The driving factor of The Social Network is the fragile friendship between Mark and Eduardo (Garfield). This, combined with Mark’s gullible and naive nature, his tendency to not look beyond the surface and his not-so-clever ways of dodging the Winklevoss twins and Divya, all form Mark’s personality. His eccentric and self-consumed ways, his jealousy and the dire need to gain acceptance form his character that the director then utilises it to tell the story.

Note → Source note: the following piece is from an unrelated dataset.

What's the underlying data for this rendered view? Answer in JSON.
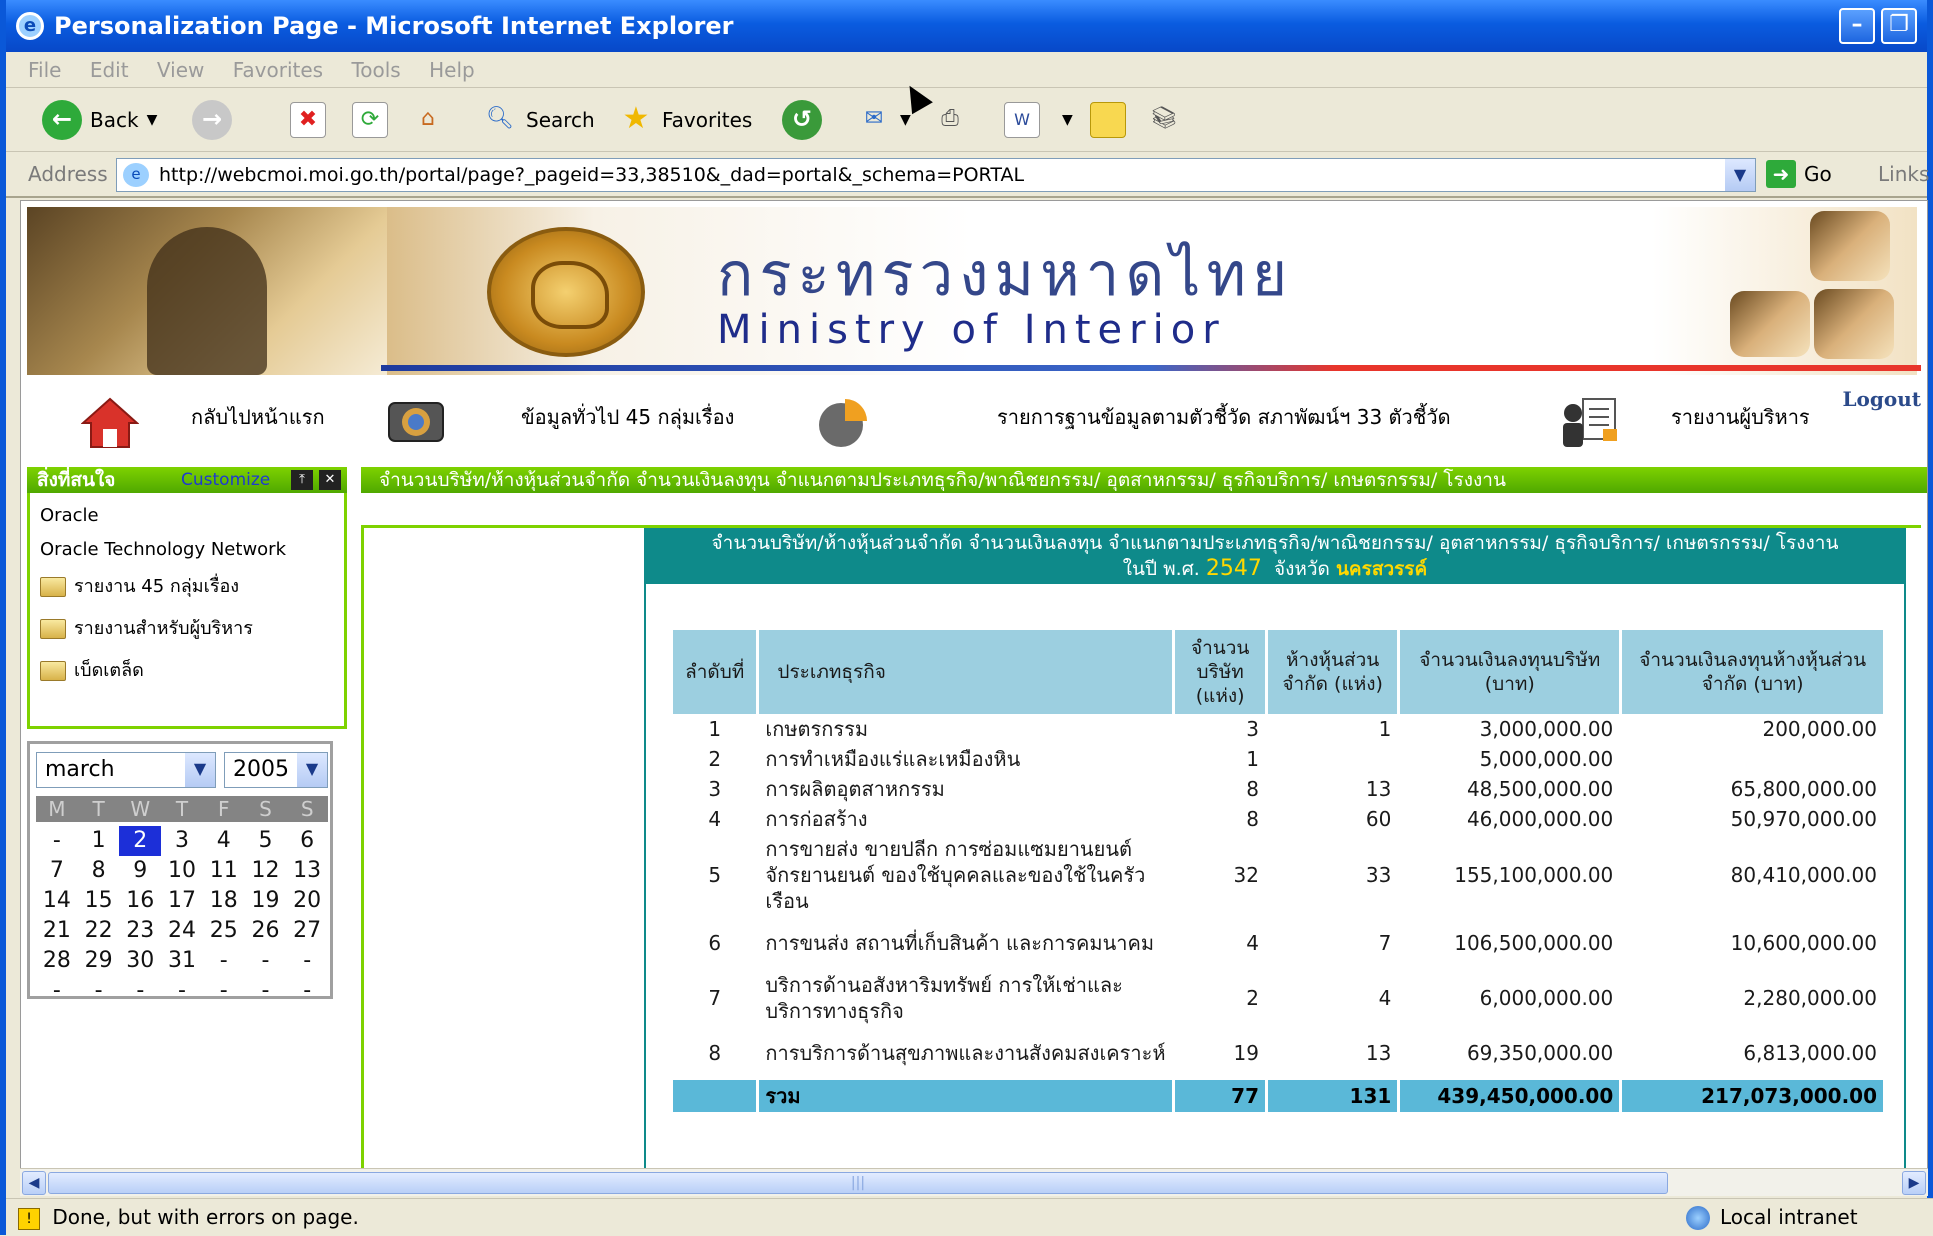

Sorkin and Fincher’s collaboration here can be seen clearly in the film. Sorkin is known for his fast-paced dialogue and we have all seen examples of the same in The West Wing and A Few Good Men among others. The Social Network relies on its dialogue to advance the story and even though the characters are talking all the time and hardly leave anything for subtext, the audience is engaged because of the constant movement, the simultaneous subjects that navigate a conversation and also the way the actors deliver these lines.
With too much dialogue in a confined physical space, one always runs the risk of losing the audience’s attention but here Fincher steps in and takes control. The scenes with depositions, that form the other timeline of the film, hold only because Fincher has shot them with enough cuts. Through all these scenes, characters are usually confined to their chairs but the angle chosen to highlight their headspace makes all the difference.
The Social Network won three Academy Awards – Best Film Editing, Best Original Score and Best Adapted Screenplay (Sorkin) and was nominated in five other categories. The film released in 2010 but contrary to popular belief the film isn’t about Facebook and that is precisely why its stays significant as a strong piece of cinema.